## [PROBLEM STATEMENT]
Scan the entries below. Return every line that includes "More".

(Extracted data entries)
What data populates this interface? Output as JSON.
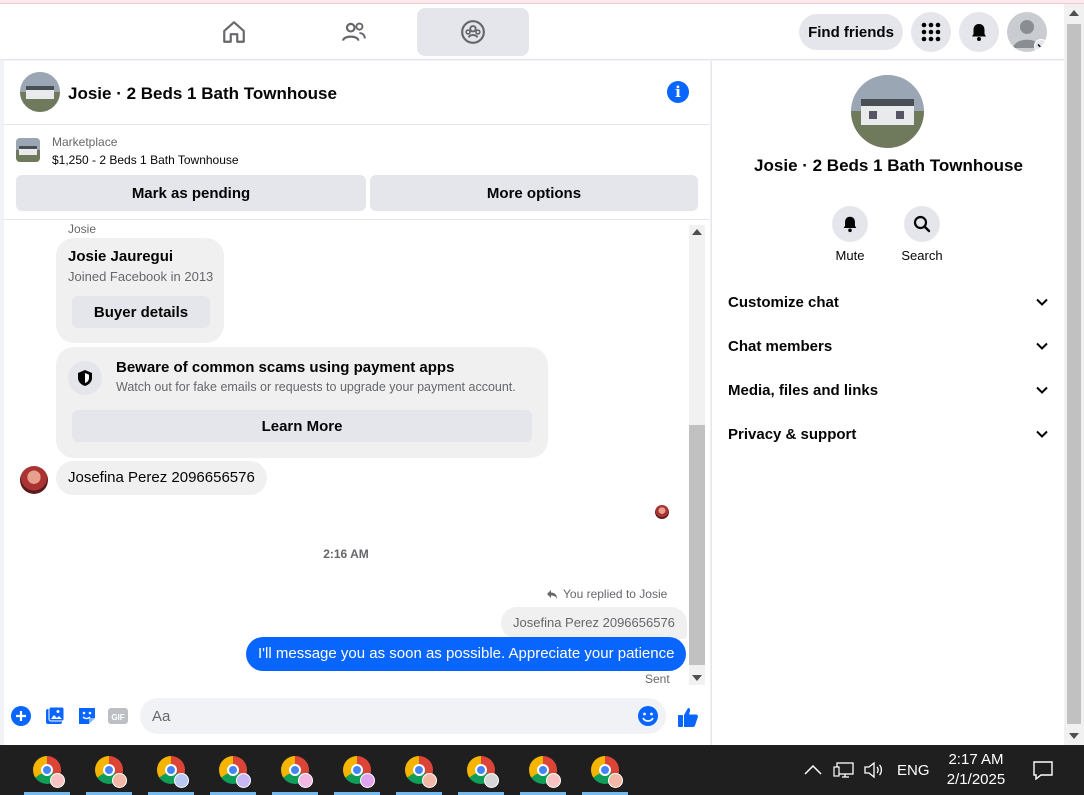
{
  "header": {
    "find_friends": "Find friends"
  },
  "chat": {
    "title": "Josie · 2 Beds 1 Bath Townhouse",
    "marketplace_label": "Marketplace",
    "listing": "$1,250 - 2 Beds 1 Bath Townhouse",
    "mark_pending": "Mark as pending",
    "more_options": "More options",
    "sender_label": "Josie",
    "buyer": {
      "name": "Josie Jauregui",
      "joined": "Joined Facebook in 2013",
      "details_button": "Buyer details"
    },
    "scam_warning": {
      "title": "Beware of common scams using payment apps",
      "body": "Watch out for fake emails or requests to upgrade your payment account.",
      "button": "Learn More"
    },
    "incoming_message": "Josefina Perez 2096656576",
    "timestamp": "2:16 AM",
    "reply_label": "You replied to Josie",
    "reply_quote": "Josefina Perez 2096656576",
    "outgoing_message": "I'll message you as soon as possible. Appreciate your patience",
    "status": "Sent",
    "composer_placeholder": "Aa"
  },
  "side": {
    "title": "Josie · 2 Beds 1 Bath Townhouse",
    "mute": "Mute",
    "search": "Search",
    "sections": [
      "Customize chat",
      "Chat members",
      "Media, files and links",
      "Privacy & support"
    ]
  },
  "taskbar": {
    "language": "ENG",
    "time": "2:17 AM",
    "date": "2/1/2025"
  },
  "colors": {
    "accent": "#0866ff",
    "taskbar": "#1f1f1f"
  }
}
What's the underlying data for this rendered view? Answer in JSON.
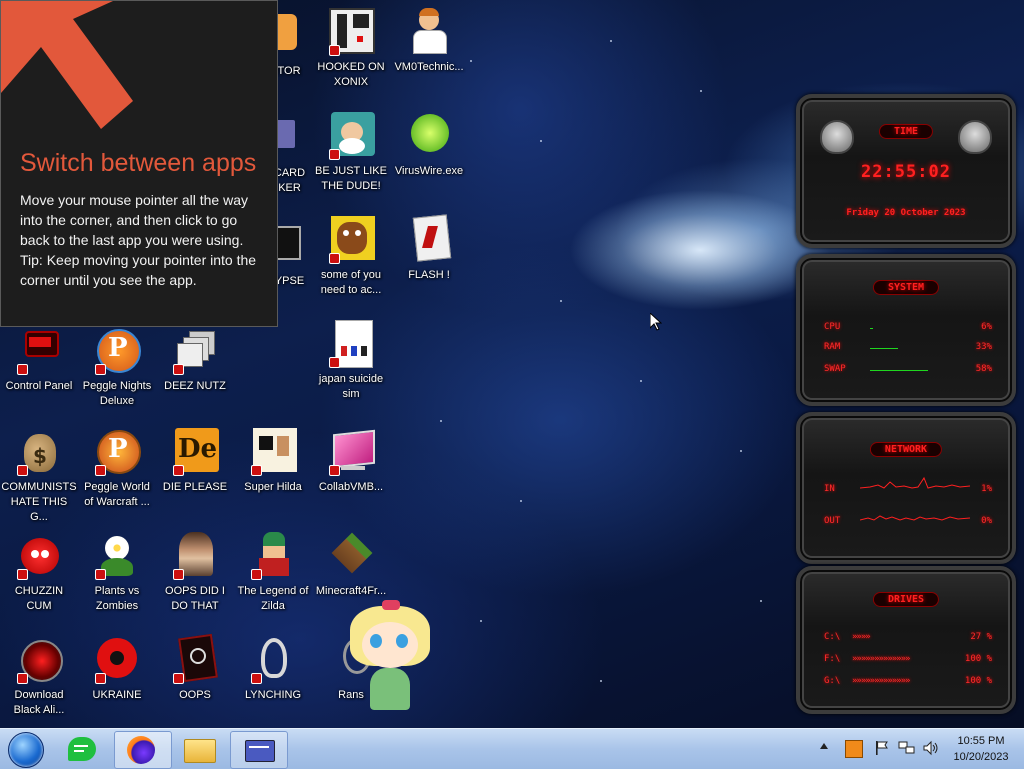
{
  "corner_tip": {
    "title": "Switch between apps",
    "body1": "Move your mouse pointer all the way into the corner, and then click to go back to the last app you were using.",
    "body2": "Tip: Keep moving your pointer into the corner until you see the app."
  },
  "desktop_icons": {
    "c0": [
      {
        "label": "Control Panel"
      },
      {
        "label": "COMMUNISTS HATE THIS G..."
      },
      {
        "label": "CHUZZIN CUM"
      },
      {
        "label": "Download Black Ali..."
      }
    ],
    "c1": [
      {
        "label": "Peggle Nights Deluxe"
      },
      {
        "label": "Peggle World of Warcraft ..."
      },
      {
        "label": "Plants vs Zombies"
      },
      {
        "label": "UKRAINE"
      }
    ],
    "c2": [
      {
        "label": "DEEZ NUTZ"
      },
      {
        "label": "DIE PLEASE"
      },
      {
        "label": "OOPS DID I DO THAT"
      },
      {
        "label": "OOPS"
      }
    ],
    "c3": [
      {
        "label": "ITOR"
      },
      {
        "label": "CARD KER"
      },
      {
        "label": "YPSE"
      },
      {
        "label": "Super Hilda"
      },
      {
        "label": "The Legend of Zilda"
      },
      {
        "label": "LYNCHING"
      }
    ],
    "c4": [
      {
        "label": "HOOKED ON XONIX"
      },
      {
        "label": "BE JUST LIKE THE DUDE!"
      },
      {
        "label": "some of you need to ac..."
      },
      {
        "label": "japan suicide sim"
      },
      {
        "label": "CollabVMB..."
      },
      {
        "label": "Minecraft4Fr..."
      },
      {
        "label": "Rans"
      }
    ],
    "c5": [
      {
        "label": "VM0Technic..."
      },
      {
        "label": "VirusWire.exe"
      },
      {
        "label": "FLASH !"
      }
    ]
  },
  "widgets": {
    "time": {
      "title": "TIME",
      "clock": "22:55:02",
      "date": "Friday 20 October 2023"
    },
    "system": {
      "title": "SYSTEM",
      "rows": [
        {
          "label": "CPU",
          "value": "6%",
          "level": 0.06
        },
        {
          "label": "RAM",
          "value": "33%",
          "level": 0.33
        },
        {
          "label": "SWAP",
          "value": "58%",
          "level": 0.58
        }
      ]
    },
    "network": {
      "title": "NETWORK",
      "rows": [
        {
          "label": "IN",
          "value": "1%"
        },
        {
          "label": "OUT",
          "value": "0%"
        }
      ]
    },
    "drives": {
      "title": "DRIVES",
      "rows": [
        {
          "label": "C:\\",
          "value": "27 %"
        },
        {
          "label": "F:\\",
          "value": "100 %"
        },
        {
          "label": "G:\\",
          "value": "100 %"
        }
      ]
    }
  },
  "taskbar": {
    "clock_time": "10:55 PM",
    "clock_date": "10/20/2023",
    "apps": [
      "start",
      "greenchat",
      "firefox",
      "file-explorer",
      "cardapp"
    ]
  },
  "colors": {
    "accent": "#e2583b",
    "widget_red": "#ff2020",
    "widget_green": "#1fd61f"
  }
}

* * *

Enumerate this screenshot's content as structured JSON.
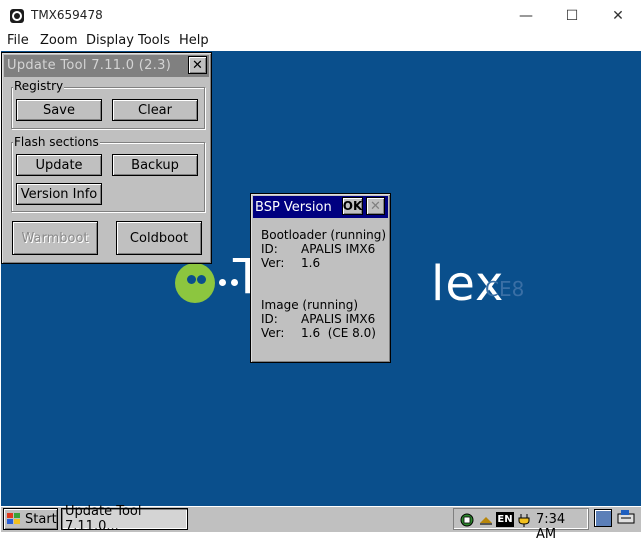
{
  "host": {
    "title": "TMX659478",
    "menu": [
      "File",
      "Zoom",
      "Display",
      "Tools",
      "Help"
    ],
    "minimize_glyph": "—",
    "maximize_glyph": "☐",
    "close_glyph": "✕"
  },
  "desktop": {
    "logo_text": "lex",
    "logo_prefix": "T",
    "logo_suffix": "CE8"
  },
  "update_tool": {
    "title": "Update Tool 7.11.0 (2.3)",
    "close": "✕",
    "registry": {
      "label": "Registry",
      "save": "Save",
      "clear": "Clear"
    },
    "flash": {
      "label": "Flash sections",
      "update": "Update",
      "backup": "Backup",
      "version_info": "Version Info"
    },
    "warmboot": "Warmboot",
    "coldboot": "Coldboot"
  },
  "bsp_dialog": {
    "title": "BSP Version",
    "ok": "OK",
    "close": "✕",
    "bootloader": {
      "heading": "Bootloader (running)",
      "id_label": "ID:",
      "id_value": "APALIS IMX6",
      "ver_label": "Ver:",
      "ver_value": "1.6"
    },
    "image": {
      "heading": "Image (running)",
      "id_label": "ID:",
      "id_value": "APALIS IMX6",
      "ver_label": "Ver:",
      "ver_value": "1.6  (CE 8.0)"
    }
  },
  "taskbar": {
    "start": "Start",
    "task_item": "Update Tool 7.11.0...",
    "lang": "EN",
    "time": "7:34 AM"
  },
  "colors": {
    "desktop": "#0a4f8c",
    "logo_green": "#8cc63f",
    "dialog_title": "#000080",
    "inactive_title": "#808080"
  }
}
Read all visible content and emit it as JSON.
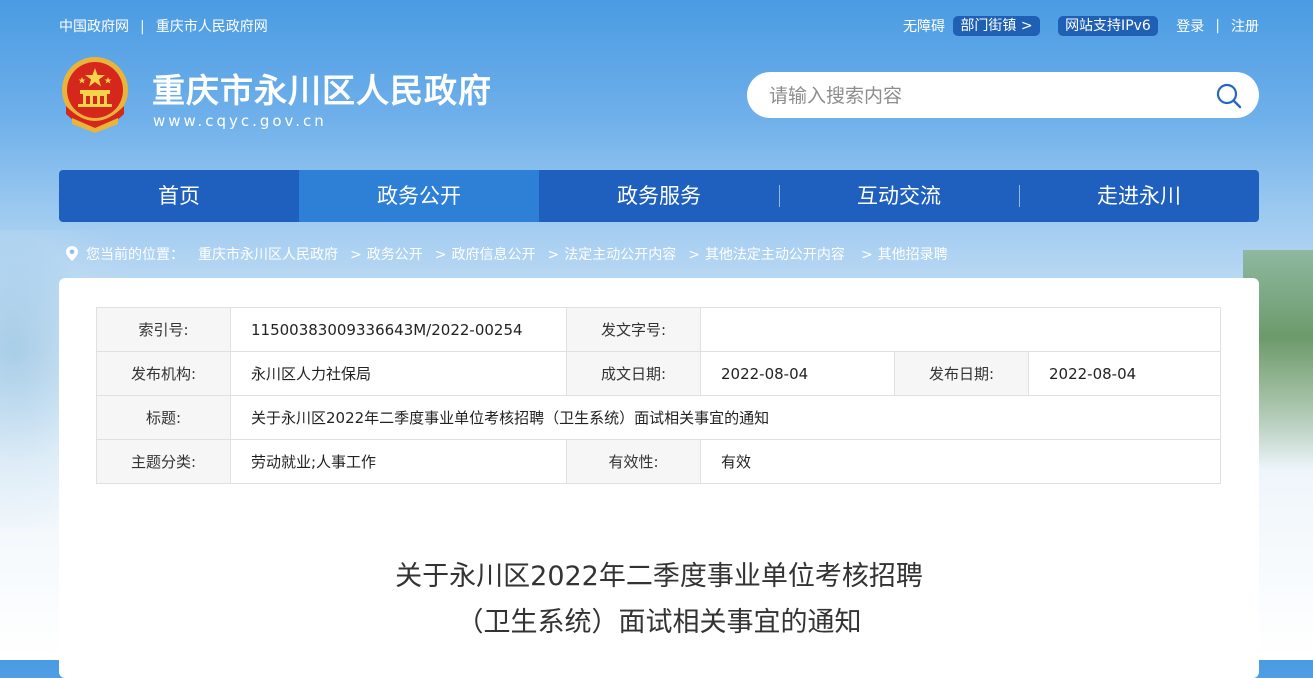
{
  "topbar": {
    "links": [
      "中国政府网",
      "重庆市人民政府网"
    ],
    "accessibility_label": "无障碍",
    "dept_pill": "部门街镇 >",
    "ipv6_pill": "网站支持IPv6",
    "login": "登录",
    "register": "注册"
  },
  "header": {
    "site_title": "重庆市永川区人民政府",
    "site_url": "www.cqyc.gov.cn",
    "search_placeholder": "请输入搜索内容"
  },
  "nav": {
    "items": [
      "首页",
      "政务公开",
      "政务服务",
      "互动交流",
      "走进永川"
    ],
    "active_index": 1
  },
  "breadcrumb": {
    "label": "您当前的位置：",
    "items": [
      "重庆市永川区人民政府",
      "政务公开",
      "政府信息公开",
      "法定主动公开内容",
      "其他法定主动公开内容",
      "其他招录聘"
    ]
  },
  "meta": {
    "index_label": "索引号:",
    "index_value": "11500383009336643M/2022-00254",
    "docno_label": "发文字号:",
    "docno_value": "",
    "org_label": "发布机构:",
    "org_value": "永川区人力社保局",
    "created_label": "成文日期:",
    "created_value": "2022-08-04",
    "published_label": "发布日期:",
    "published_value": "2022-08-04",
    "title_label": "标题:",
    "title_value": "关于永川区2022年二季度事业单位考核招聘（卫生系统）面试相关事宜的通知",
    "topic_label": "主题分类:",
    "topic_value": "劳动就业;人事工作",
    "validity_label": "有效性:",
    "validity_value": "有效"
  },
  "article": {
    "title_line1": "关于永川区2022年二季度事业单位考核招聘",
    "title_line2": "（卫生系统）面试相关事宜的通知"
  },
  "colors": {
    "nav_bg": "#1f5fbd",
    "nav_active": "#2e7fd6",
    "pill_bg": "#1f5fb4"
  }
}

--

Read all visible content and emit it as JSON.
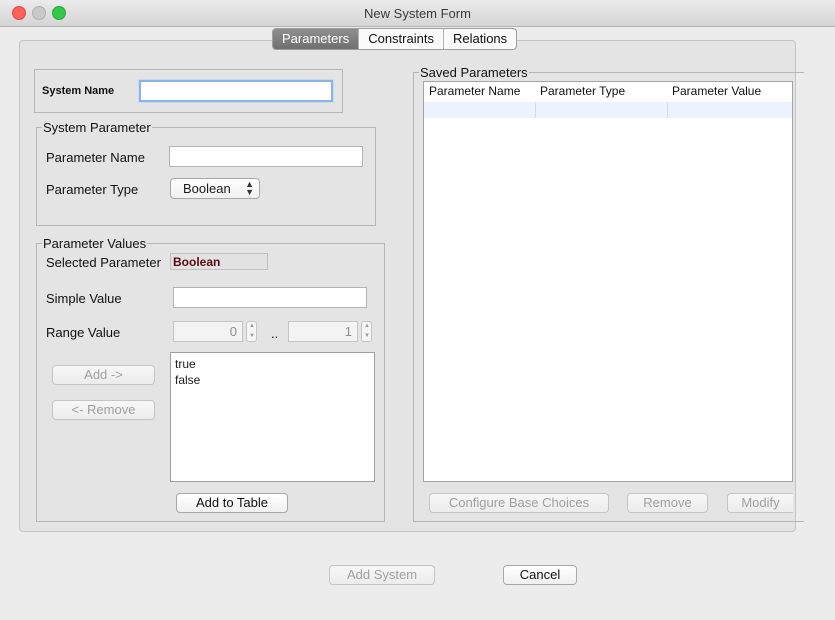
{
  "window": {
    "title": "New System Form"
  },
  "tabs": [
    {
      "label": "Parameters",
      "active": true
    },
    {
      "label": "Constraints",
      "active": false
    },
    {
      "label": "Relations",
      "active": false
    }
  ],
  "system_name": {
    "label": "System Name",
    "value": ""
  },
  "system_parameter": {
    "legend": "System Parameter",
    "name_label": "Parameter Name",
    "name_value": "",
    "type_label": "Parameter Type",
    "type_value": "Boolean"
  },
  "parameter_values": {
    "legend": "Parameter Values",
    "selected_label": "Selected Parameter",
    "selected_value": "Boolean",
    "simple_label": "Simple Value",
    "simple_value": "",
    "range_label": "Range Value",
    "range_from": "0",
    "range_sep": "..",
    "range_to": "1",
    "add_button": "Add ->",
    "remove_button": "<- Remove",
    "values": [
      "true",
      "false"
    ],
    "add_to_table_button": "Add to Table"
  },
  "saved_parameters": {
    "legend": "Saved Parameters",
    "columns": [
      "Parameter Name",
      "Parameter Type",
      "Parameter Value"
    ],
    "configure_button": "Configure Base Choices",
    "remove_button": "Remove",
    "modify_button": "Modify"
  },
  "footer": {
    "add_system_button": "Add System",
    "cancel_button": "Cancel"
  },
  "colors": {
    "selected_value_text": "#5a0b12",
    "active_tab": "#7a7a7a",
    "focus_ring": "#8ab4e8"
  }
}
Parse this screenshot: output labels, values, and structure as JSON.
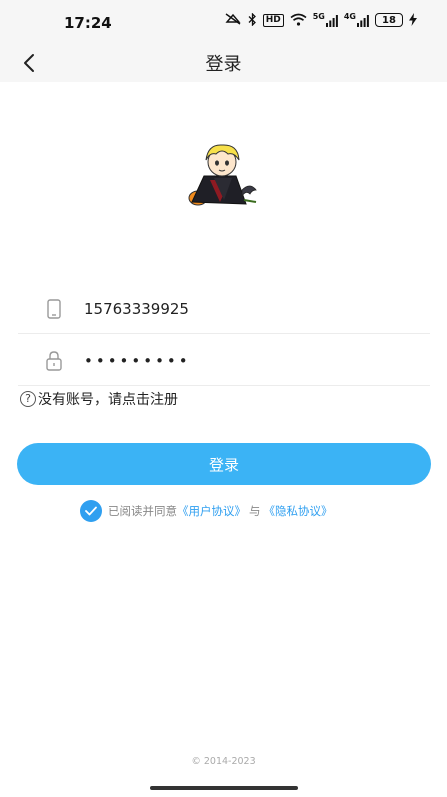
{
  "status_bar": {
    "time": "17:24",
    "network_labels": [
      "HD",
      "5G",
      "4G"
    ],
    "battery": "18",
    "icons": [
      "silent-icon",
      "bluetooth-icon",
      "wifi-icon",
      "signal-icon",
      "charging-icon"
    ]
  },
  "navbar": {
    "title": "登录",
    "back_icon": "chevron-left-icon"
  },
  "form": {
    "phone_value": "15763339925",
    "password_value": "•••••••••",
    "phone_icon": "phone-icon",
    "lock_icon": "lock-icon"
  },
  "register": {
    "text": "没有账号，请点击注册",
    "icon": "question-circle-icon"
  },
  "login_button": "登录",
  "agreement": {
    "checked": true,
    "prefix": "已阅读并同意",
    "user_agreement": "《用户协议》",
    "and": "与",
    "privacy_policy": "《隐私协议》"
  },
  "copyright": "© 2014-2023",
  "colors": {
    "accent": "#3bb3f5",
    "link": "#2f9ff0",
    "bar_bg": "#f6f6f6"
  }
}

## [WRITTEN SOLUTION]
    "more_options": "More options",
      "button": "Learn More"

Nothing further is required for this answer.